Washington, D.C.—The Washington Office on Latin America (WOLA) and other activists criticized General Motors officials visiting Colombia to explore a labor dispute for failing to meet with hunger strikers demanding compensation for work-related injuries.
In protest of their dismissal for work-related injuries, 13 former employees of a General Motors plant in Bogota, Colombia, have been on a hunger strike in front of the U.S. Embassy for more than twenty days. They are demanding that GM’s subsidiary—Colmotores—reinstate and compensate them.

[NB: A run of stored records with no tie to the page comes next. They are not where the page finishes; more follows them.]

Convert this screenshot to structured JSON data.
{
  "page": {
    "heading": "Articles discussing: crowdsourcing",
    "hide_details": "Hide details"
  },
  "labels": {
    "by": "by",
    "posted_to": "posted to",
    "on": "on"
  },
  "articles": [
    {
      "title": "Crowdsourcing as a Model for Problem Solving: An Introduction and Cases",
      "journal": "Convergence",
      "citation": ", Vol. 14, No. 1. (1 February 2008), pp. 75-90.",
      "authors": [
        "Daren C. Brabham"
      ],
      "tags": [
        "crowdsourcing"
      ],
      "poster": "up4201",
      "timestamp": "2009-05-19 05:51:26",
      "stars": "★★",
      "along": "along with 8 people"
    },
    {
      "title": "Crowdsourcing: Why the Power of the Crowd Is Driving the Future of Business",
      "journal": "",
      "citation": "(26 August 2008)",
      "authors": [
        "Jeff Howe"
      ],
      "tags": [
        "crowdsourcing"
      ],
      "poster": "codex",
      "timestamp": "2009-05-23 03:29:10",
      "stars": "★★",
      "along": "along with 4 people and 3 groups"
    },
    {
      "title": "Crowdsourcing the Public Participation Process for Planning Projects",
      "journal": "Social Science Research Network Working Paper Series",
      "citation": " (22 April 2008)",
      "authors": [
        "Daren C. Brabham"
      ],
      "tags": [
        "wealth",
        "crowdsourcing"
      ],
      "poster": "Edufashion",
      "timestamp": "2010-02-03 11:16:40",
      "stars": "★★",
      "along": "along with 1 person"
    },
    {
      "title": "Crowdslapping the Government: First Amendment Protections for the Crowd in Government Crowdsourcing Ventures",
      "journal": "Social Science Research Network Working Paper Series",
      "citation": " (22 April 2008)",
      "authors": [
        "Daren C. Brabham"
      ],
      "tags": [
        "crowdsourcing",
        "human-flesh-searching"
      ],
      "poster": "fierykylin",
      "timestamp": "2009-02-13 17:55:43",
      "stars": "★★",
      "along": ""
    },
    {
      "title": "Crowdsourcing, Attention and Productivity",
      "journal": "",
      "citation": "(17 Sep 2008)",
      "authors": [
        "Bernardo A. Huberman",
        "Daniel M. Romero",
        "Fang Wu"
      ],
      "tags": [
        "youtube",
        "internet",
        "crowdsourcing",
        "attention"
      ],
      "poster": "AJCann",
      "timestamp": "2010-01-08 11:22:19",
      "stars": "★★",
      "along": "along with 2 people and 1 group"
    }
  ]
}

A high-level GM delegation is in Colombia, but the delegation has not met with the hunger strikers.
“GM cannot allow its subsidiary to refuse to deal with this issue,” said Gimena Sanchez-Garzoli, WOLA Senior Associate for the Andes. “It is their responsibility to meet with the workers and find a proper solution to their demands.”
While GM refuses to negotiate, electricity in the hunger strikers’ tent has been cut off, reportedly in response to a complaint by the U.S. Embassy, thus leaving workers who are diabetic with no refrigeration for their medicine.
These events take place in a larger context. More than a year ago, President Obama announced a U.S.-Colombia Labor Action Plan. The plan was designed to pave the way for passage of the U.S.-Colombia Free Trade Agreement (FTA) by addressing labor violence in the country. Despite some steps forward, violence against trade unionists has continued to plague Colombia, and even relatively simple complaints involving small groups of workers are being met with serious resistance from employers. WOLA urges the United States and Colombia to take bolder steps to implement the Labor Action Plan.
“The United States, as Colombia’s trading partner, must send a message that it expects the Colombian government and Colombian employers to respect trade unionists’ lives and basic labor rights,” stated Sanchez-Garzoli. “The United States and Colombia promised workers that big changes would take place with the U.S.-Colombia Labor Action Plan. The cruel way in which these ex-GM workers were treated by a subsidiary to a U.S. company, and the failure to hold employers to internationally recognized labor standards, is indicative of the continuing labor rights problems in Colombia as this FTA moves forward.”
In April, President Obama announced at the Summit of the Americas in Cartagena that the U.S.-Colombia FTA was moving forward based upon their determination that Colombia had met key aspects of the Labor Action Plan. Since the Summit, killings and death threats against the labor activists in the priority sectors outlined in the Labor Action Plan have increased. One such high profile murder was of Daniel Aguirre, who steadfastly advocated for direct contracts in the sugar sector. A recent WOLA visit to Colombia found that workers in the oil palm, sugar, and port sectors are regularly fired, threatened, and mistreated for simply attempting to affiliate themselves with trade unions.
WOLA supports the hunger strikers in calling on the U.S. and Colombian governments to act swiftly to get GM to meet their demands. “The governments must also act immediately to protect trade unionists and achieve justice in trade union killings,” said Sanchez. “The United States must press Colombia to implement real labor reforms in the sugar, port, mining, flower, and oil palm sectors.”
Photo by Witness for Peace